### INSTRUCTIONS FOR THE TASK
Which lines below include the string "value"? Please show each one.

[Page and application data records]

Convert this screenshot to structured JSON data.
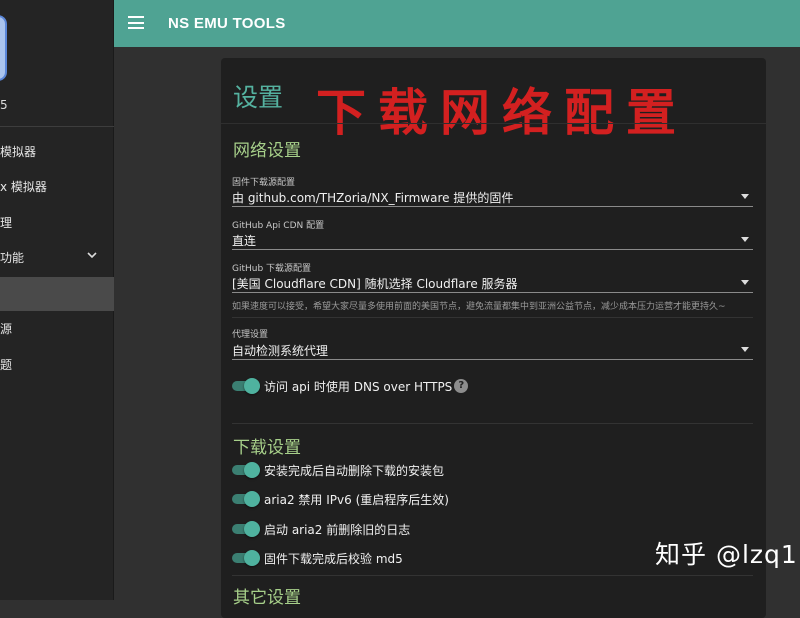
{
  "app": {
    "title": "NS EMU TOOLS"
  },
  "sidebar": {
    "version_fragment": "5",
    "items": [
      {
        "label": "模拟器"
      },
      {
        "label": "x 模拟器"
      },
      {
        "label": "理"
      },
      {
        "label": "功能"
      },
      {
        "label": ""
      },
      {
        "label": "源"
      },
      {
        "label": "题"
      }
    ]
  },
  "settings": {
    "title": "设置",
    "overlay_title": "下载网络配置",
    "network": {
      "title": "网络设置",
      "firmware_source": {
        "label": "固件下载源配置",
        "value": "由 github.com/THZoria/NX_Firmware 提供的固件"
      },
      "github_api_cdn": {
        "label": "GitHub Api CDN 配置",
        "value": "直连"
      },
      "github_download_source": {
        "label": "GitHub 下载源配置",
        "value": "[美国 Cloudflare CDN] 随机选择 Cloudflare 服务器"
      },
      "hint": "如果速度可以接受，希望大家尽量多使用前面的美国节点，避免流量都集中到亚洲公益节点，减少成本压力运营才能更持久~",
      "proxy": {
        "label": "代理设置",
        "value": "自动检测系统代理"
      },
      "dns_over_https": {
        "label": "访问 api 时使用 DNS over HTTPS",
        "on": true
      }
    },
    "download": {
      "title": "下载设置",
      "toggles": [
        {
          "label": "安装完成后自动删除下载的安装包",
          "on": true
        },
        {
          "label": "aria2 禁用 IPv6 (重启程序后生效)",
          "on": true
        },
        {
          "label": "启动 aria2 前删除旧的日志",
          "on": true
        },
        {
          "label": "固件下载完成后校验 md5",
          "on": true
        }
      ]
    },
    "other": {
      "title": "其它设置"
    }
  },
  "watermark": "知乎 @lzq1",
  "colors": {
    "topbar": "#4fa393",
    "accent": "#55b2a0",
    "section": "#a7d08a",
    "overlay": "#d32020"
  }
}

### SOLVED PROBLEM
        "value": "由 github.com/THZoria/NX_Firmware 提供的固件"
        "value": "直连"
        "value": "[美国 Cloudflare CDN] 随机选择 Cloudflare 服务器"
        "value": "自动检测系统代理"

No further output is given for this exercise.